“That’s OK, I’m not under 25.” He then gave a mini-discourse on how guys in their early twenties tend to be totally oblivious and inconsiderate when it comes to other people, including things like not taking up half the locker room with their stuff. ”A friend of mine calls it the allegory of the bench,” he explained. I suppose you can tell a lot about where a guy is in life by how he deals with his stuff in the locker room. We then had fun exchanging amusing anecdotes about self-absorbed young people we are related to, have encountered, or in my case, work with. That was nice; no flirtation or sexual tension, just two guys talking. Turns out he’s a financial planner. Hmm. Maybe he strikes up conversations with people as a way of networking for clients. Or maybe he’s just a talkative guy who gets exasperated with Gen Y kids. Anyway, I like “the allegory of the bench.” (I think I told him I’d use it in a blog post, so here it it.)
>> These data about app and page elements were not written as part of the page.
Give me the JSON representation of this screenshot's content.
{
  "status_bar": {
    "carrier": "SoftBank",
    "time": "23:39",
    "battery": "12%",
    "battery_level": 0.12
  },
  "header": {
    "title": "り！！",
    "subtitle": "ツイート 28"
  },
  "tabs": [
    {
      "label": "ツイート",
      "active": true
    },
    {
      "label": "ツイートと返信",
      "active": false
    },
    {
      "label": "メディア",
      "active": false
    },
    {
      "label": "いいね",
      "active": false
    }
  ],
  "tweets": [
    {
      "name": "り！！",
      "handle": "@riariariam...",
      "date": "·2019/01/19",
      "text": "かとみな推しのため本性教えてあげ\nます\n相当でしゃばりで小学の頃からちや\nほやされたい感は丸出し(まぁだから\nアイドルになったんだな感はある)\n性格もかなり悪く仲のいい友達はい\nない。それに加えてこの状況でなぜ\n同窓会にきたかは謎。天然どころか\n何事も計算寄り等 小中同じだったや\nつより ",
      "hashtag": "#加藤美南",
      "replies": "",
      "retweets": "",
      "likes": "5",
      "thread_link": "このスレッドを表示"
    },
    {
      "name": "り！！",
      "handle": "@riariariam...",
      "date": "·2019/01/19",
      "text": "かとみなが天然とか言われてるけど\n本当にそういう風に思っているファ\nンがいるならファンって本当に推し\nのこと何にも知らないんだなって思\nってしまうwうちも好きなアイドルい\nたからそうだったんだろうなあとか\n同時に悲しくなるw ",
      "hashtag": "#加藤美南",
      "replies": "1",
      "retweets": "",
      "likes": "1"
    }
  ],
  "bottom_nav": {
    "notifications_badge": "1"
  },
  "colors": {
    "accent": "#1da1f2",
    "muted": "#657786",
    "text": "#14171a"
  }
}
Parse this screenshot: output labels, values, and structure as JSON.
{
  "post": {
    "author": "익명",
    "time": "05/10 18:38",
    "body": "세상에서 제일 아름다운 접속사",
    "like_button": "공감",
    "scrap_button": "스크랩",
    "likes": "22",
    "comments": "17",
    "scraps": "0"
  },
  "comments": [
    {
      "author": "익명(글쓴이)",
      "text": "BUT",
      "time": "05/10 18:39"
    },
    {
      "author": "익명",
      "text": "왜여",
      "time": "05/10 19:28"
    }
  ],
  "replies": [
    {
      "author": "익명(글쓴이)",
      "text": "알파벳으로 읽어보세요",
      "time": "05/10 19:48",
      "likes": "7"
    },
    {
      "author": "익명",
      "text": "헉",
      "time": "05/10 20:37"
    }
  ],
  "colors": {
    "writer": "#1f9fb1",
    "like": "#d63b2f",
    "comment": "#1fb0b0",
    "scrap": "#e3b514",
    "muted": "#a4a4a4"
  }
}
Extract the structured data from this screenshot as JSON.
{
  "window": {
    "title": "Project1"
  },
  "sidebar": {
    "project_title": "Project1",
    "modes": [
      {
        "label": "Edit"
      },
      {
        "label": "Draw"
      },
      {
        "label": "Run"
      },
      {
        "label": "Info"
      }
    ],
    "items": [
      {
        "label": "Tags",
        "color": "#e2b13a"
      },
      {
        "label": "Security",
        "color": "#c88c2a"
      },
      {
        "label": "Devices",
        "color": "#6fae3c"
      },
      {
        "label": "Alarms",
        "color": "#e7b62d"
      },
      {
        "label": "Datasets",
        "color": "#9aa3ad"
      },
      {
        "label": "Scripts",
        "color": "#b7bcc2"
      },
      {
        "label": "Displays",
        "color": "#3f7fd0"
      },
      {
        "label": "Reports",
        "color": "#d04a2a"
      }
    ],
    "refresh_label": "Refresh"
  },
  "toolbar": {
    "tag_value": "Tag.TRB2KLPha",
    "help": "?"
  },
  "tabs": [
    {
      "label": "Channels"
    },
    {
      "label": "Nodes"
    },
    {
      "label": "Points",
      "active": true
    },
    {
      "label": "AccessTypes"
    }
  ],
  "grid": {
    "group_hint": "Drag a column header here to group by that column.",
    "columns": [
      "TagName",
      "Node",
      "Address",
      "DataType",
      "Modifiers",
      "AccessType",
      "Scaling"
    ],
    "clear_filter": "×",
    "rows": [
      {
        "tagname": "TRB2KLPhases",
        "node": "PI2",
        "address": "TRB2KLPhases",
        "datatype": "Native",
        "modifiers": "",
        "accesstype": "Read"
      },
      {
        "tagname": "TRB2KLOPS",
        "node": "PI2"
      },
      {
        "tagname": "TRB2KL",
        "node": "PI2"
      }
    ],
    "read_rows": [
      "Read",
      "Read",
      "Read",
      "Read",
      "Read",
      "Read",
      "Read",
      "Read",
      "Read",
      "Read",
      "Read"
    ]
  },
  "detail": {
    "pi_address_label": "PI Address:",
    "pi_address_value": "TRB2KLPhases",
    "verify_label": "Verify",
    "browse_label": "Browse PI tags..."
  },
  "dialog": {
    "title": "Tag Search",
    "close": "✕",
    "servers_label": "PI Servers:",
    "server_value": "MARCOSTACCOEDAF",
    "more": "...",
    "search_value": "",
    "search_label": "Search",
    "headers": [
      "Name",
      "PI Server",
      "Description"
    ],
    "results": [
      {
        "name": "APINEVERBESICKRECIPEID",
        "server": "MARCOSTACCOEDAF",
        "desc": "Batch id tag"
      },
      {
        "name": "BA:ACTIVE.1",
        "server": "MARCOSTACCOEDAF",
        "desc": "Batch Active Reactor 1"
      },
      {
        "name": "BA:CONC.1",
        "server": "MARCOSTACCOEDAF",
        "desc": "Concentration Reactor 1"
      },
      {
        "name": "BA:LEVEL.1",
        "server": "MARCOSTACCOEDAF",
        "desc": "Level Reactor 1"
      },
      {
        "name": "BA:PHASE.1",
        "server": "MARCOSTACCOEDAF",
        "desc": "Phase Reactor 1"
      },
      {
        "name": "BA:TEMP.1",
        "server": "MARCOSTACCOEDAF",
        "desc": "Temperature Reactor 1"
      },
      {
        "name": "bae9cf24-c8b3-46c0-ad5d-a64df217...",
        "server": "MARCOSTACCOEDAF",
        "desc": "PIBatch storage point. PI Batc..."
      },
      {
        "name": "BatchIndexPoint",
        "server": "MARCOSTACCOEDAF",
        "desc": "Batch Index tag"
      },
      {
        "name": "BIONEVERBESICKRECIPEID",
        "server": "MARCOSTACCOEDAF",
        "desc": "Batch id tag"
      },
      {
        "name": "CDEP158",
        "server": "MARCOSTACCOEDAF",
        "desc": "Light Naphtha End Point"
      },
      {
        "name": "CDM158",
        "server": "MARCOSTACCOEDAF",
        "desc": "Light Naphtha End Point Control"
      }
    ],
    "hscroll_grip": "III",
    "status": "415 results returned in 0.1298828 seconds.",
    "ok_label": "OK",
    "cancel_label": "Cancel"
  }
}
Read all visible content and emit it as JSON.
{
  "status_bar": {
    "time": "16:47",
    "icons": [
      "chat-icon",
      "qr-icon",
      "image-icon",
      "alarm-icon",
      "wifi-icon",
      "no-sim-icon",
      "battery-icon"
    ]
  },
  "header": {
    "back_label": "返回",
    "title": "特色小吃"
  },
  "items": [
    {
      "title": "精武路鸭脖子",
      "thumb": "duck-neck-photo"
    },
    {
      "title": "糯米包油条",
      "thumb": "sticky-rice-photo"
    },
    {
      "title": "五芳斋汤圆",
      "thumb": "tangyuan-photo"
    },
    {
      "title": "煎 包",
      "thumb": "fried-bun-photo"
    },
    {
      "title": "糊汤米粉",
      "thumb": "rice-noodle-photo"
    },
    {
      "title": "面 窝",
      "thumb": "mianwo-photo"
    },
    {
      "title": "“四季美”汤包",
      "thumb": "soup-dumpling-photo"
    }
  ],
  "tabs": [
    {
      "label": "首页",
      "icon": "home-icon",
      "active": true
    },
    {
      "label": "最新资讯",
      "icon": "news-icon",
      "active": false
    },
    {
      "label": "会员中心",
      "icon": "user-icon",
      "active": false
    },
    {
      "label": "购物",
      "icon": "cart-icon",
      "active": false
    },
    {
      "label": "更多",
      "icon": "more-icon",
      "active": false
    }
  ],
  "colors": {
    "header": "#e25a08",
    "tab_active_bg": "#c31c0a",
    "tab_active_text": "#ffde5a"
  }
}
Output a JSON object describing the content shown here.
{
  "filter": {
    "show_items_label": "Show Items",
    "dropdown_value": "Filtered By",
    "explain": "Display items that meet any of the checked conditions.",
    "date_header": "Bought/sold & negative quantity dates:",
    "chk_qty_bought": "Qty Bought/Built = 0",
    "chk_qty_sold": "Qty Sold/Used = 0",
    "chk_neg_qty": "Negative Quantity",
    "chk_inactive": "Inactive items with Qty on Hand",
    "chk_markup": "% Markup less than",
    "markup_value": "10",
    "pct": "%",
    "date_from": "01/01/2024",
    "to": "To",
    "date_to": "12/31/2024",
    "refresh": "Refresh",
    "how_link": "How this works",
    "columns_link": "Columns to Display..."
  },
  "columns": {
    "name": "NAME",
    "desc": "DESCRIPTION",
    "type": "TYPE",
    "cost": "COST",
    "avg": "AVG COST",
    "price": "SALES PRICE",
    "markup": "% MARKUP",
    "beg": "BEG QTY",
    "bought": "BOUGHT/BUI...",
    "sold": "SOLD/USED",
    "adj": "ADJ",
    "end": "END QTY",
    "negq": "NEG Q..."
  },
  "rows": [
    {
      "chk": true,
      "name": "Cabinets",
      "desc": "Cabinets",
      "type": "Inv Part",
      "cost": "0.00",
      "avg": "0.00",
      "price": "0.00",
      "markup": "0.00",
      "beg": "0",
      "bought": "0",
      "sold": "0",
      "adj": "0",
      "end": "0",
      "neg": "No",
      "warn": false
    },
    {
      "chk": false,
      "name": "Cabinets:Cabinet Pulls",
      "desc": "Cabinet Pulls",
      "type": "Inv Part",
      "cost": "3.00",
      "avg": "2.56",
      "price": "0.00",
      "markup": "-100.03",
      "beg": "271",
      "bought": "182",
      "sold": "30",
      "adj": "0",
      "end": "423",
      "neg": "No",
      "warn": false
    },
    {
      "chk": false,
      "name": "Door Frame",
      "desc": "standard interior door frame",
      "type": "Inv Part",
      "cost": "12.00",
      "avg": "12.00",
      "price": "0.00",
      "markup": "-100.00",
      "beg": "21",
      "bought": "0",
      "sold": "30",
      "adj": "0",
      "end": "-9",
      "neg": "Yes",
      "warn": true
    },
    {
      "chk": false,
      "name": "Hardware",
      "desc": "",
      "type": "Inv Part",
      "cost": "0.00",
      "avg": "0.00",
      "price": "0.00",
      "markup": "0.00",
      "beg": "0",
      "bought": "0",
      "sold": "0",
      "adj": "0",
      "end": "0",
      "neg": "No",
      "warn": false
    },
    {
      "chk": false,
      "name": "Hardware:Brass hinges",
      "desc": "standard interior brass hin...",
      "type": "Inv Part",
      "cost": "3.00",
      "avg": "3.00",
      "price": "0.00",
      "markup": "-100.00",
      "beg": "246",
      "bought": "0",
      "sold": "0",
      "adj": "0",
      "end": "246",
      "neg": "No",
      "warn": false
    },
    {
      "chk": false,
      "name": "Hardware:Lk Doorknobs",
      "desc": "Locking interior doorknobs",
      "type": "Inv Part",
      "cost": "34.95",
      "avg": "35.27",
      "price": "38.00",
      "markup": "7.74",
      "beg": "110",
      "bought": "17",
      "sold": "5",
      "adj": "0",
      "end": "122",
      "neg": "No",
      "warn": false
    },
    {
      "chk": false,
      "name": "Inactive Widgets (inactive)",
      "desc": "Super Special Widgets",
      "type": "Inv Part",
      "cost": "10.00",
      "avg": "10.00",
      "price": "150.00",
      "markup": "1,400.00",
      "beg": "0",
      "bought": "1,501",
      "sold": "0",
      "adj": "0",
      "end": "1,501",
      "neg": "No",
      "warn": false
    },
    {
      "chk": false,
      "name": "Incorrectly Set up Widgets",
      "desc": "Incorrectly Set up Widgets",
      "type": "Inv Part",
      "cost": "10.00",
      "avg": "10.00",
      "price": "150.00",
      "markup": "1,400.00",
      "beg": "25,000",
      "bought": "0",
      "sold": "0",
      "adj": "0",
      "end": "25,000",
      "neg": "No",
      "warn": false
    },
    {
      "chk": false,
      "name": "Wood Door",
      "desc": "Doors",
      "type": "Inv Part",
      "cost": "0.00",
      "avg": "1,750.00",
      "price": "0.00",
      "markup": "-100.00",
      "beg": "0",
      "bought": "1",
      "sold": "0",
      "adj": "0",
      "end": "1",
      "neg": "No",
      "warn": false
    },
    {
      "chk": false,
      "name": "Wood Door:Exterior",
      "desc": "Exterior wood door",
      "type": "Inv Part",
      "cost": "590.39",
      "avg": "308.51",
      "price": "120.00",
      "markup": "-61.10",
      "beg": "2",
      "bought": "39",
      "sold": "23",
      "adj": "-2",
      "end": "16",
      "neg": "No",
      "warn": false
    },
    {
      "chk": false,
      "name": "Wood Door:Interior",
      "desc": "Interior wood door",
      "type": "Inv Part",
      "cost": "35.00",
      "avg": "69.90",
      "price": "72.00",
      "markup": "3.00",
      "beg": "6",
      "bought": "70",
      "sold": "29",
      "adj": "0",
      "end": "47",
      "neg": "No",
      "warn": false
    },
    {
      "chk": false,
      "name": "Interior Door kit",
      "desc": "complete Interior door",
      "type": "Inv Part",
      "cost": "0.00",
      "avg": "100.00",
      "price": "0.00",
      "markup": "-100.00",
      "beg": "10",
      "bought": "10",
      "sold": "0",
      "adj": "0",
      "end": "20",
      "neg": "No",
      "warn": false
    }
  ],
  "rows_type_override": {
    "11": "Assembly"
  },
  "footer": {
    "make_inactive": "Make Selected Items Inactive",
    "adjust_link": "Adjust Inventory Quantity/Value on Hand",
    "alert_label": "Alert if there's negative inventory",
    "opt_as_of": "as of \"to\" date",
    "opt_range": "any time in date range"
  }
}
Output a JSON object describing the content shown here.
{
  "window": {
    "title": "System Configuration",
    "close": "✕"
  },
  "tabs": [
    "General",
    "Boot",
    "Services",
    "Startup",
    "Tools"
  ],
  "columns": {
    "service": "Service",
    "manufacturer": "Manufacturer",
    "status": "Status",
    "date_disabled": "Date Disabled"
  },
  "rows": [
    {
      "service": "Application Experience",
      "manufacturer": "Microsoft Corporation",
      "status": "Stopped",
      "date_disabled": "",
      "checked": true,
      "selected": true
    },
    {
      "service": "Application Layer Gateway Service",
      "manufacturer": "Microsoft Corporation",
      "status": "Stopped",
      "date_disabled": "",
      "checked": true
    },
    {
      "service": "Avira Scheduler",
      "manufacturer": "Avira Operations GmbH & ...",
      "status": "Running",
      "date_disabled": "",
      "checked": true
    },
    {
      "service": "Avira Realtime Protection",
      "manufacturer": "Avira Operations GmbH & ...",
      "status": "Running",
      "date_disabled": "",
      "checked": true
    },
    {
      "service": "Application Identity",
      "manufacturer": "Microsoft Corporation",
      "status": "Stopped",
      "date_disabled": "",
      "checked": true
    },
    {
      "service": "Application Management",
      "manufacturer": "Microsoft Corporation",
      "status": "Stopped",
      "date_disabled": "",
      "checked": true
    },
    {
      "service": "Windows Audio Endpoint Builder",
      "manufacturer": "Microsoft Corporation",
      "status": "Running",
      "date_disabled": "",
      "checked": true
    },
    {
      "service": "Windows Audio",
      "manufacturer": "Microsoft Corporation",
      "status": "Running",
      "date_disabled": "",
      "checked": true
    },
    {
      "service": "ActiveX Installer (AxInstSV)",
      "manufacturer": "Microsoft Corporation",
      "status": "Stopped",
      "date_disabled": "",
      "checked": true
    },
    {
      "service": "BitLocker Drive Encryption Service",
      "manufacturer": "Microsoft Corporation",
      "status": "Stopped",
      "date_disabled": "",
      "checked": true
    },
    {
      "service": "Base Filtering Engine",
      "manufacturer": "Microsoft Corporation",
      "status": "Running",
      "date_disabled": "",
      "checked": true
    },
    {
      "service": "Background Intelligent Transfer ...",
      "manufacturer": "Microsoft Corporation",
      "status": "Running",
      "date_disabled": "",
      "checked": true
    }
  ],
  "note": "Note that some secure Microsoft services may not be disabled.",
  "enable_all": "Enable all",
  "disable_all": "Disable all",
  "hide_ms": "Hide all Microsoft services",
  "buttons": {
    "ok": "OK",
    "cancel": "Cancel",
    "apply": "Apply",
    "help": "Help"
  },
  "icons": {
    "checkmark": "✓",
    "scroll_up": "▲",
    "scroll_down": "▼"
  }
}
Speaking of talking with strangers, the other night I was walking back from a concert at Lincoln Center and stopped in at Big Nick’s Burger and Pizza Joint, because it has good burgers and low-carb buns (I’ve cut way back on bread and sugar, in addition to working out). A woman about my age, from whom I was separated by an empty table or two, struck up a conversation with me. Since I was alone and love to chat, I went along. She more or less interviewed me, but I didn’t mind. ”I talk to people,” she had announced. I think she likes being a character. So after awhile I asked how this works out for her, striking up conversations with strangers. Well, she said. Some folks are happy to talk, others not. She’d started out asking me if it was still raining, then something about the newspaper I was looking at, and saw how it went.
She was nearly as reticent about sharing information about herself, though, as she was inquisitive and I was open. And I may have freaked her out just a touch when, since we finished at the same time, I waited for her to pay before leaving and, since we were both walking uptown, walked with her on Broadway a few until she turned down a street. For me it was a way to continue the conversation and somewhere inside it seemed at least quasi-gentlemanly to kind of walk her home, at least part way, in the dark, late night. But it certainly was pushing at her boundaries–chatting inside a restaurant is different than walking with that same stranger on a Manhattan street. Since she’d pushed mine bit, perhaps I was unconsciously pushing at hers. It was only when she said she had to turn down whatever street it was that it dawned on me that it was at this moment she would discover I was either the nice guy I seemed to be or a creep it had been a mistake to start a conversation with. Life is uncertain in the big city.
Random marketing thought: a smart thing they do at Big Nick’s is little samples. Twice I’ve gotten a burger there with the low-carb bun and no fries (since that would defeat the purpose of the low-carb bun). Each time there was one cross-cut fry on the plate, just to let me know what I was missing. And when both the talk-to-people woman and I said we wouldn’t order dessert, the waiter (who looked like he could be a boxer but was named Karma) brought us little dessert samples (oh, temptation!). Everything is a test, isn’t it?